Take time to set up parameters on where the line of inappropriate behaviors is.  Then have a family meeting to discuss this line, the consequences for stepping over the line and options for appropriately dealing with the conflict.  Giving your children options on how to appropriately deal with it when their sibling irritates them is part of the training.  They can talk to their sibling, remove themselves from the situation or refocus on something else.
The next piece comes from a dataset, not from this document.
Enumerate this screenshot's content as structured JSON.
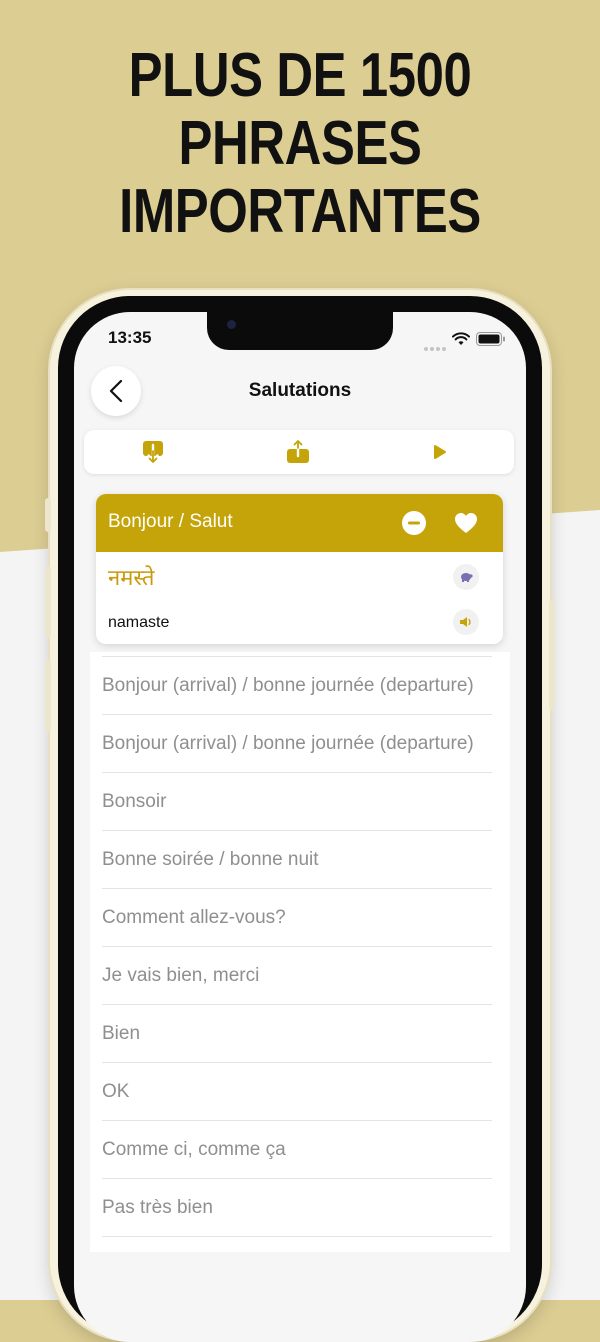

Another key to training is not only handing out consequences for inappropriate behavior but also rewarding the positive.  If our children make the right choice and avoid the fighting we need to make sure we are going crazy with praise.


Listen to today’s podcast for more insight on sibling rivalry.

Sibling Rivalry | Part 2 2016-01-19T21:00:52+00:00

Sibling Rivalry | Part 1


What Is Sibling Rivalry?

This week we will discuss a topic that anyone who has more then one child will deal with, sibling rivalry.  We need to take a step back and realize that sibling rivalry is a normal behavior.  It can be used as a signal behavior for parents.  The children may be in need of attention, they may be blowing steam from a stressful day, and the behavior can simply mean that they are tired or bored.

As a parenting team, we need to evaluate what our plan will be.  At what point are we going to get involved and what are the unacceptable behaviors?  We can look at this behavior as another training opportunity.  Our children need to be able to work some of these issues out on their own.   It is part of learning how to live in close proximity with another person.  If they do not learn at home their first experiences with this will be in the college dorm or when they get married.  There is a point where we as parents will need to step in for guidance.  We will spend the rest of this week discussing the balance of helping your children work out the issues of sibling rivalry.


Listen to today’s podcast for more insight on sibling rivalry.

Sibling Rivalry | Part 1 2016-01-19T12:07:34+00:00